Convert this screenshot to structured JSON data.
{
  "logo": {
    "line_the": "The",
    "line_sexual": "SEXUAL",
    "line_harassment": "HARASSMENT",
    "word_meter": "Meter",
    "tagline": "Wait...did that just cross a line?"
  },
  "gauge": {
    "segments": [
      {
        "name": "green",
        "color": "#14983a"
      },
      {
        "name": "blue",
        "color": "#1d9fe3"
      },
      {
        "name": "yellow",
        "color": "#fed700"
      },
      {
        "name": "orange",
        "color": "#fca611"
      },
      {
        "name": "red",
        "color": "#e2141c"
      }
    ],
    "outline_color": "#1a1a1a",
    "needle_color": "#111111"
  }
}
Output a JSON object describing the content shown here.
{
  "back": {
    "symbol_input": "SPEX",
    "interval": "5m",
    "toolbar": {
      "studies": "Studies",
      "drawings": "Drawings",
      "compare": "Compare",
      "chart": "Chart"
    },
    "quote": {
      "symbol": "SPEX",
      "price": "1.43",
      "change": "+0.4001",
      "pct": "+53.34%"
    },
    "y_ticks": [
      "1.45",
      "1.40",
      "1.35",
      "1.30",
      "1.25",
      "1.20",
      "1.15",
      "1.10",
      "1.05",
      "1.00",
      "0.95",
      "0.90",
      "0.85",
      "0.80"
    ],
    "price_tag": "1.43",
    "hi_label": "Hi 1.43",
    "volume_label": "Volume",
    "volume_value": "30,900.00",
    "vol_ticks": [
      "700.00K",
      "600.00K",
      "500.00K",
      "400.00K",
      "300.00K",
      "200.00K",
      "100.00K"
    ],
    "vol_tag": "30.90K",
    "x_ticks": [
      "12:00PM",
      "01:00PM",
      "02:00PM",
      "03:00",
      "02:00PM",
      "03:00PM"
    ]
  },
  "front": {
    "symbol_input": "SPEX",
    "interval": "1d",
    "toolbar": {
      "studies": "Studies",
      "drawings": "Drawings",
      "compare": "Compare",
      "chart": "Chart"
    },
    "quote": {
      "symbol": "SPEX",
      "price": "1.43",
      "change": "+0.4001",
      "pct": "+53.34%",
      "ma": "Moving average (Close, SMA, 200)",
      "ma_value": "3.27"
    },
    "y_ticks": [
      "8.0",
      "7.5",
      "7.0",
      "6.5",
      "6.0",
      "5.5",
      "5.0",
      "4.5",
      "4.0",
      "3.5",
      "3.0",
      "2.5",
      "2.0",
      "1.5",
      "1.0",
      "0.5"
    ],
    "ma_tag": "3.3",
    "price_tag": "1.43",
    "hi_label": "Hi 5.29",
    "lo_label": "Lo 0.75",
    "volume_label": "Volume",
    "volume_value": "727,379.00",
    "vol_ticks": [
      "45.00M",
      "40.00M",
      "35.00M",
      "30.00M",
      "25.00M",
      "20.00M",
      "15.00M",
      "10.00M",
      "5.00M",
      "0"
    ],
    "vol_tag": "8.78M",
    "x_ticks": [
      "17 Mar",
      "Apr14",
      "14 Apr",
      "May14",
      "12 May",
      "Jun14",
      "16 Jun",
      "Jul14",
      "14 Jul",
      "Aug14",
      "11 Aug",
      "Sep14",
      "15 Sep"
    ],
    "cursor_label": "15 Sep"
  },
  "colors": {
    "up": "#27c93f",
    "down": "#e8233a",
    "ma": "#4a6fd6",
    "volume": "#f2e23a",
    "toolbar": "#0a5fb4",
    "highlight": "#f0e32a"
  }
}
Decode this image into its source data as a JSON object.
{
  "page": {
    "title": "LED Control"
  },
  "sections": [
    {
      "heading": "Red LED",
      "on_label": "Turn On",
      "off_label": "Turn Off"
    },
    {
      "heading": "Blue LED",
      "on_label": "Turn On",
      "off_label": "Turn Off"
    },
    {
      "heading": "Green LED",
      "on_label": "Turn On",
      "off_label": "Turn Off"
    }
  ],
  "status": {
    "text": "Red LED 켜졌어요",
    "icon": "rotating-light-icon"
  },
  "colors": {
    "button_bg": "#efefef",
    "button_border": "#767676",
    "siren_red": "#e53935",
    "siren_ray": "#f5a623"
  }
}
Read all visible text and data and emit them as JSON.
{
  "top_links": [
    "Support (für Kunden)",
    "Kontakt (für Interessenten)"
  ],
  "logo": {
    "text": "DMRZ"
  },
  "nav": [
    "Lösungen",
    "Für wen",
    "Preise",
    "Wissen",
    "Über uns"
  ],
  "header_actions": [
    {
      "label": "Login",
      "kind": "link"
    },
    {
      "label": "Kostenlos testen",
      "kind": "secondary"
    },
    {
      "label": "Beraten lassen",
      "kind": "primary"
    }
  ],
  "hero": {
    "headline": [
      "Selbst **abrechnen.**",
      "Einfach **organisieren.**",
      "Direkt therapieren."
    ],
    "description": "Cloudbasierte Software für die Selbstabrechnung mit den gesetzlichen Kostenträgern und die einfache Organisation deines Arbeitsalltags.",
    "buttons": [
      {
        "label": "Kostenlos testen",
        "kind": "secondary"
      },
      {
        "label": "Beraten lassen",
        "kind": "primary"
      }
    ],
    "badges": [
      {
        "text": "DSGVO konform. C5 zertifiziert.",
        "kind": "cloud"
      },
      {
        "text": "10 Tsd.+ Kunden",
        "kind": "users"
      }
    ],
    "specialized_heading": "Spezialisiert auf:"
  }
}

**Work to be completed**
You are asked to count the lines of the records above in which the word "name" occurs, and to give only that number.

**Exercise output**
5